§ **YOUR OBJECTIVE**
Select from the data all lines with the word "color".

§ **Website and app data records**
++++

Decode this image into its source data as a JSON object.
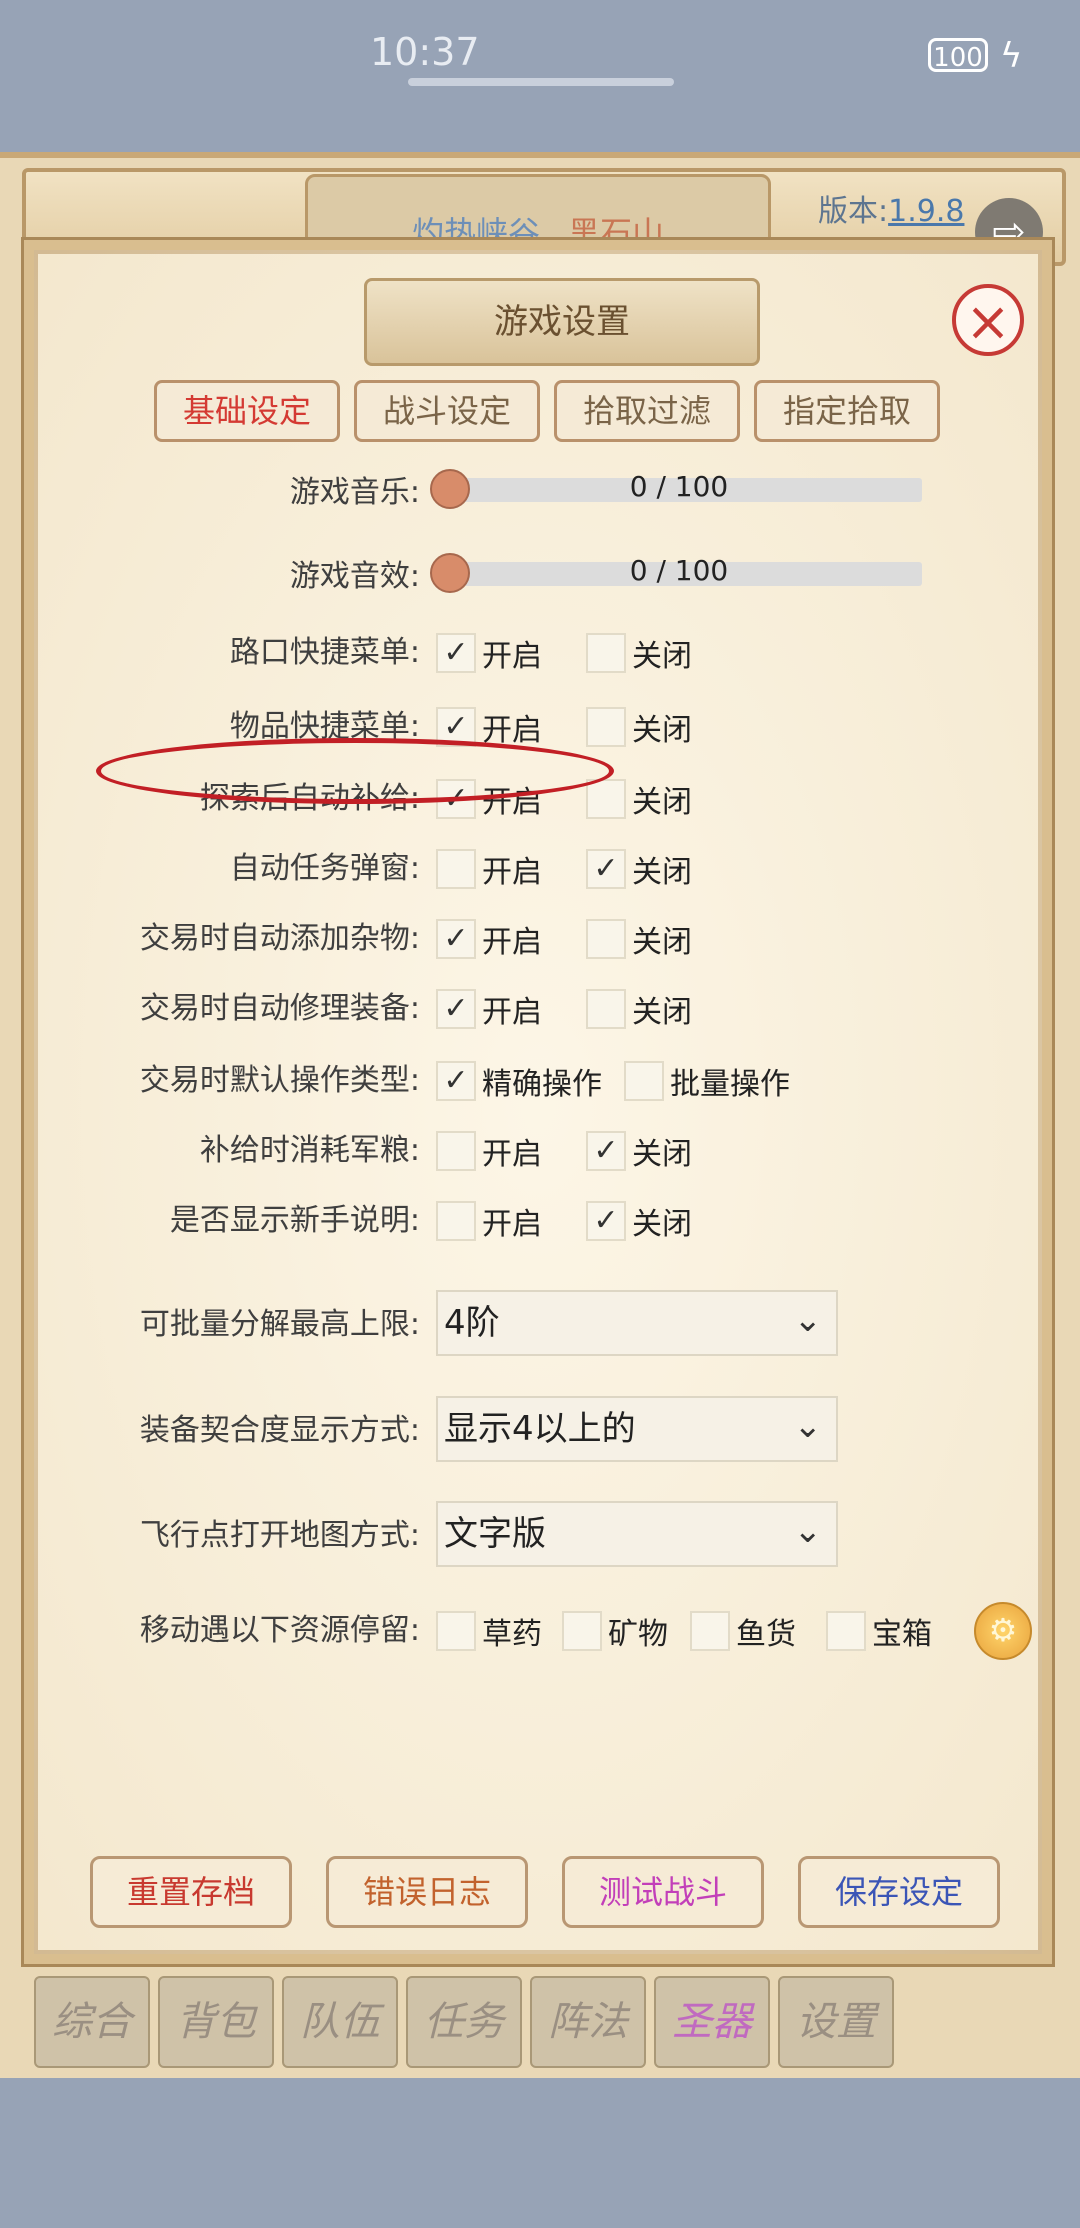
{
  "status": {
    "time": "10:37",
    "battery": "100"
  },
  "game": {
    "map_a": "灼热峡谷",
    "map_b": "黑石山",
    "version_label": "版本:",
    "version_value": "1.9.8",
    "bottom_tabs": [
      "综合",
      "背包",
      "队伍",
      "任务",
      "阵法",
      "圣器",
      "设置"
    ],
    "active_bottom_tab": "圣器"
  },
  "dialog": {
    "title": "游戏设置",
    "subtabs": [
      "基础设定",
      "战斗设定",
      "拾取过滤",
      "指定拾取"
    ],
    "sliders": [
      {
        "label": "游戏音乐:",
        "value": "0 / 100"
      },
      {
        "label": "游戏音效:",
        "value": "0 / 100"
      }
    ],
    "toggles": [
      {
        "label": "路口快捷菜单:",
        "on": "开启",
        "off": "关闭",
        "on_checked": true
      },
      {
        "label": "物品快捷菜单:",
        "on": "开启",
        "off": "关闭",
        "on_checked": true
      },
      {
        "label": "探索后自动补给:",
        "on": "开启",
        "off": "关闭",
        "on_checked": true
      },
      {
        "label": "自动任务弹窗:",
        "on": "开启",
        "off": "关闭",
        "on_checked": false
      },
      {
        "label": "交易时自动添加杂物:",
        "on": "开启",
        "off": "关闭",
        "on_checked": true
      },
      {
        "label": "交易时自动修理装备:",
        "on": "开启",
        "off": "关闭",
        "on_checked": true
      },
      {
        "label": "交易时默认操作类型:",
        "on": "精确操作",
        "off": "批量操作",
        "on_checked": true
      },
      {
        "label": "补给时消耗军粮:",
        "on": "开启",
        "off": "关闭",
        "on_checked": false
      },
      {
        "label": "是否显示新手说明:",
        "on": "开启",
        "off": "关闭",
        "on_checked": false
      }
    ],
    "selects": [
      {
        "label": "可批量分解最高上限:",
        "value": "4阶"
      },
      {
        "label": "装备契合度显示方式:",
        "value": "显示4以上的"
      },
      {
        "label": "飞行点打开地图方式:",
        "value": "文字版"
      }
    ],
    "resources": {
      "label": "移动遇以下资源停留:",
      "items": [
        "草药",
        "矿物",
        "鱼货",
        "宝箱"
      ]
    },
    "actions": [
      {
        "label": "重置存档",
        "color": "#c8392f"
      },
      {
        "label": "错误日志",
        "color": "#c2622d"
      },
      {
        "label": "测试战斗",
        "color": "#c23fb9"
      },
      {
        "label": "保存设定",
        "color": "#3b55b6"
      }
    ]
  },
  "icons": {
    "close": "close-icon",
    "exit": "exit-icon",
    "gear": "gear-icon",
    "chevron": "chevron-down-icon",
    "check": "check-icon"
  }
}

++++

§ **EXERCISE RESPONSE**
        "color": "#c8392f"
        "color": "#c2622d"
        "color": "#c23fb9"
        "color": "#3b55b6"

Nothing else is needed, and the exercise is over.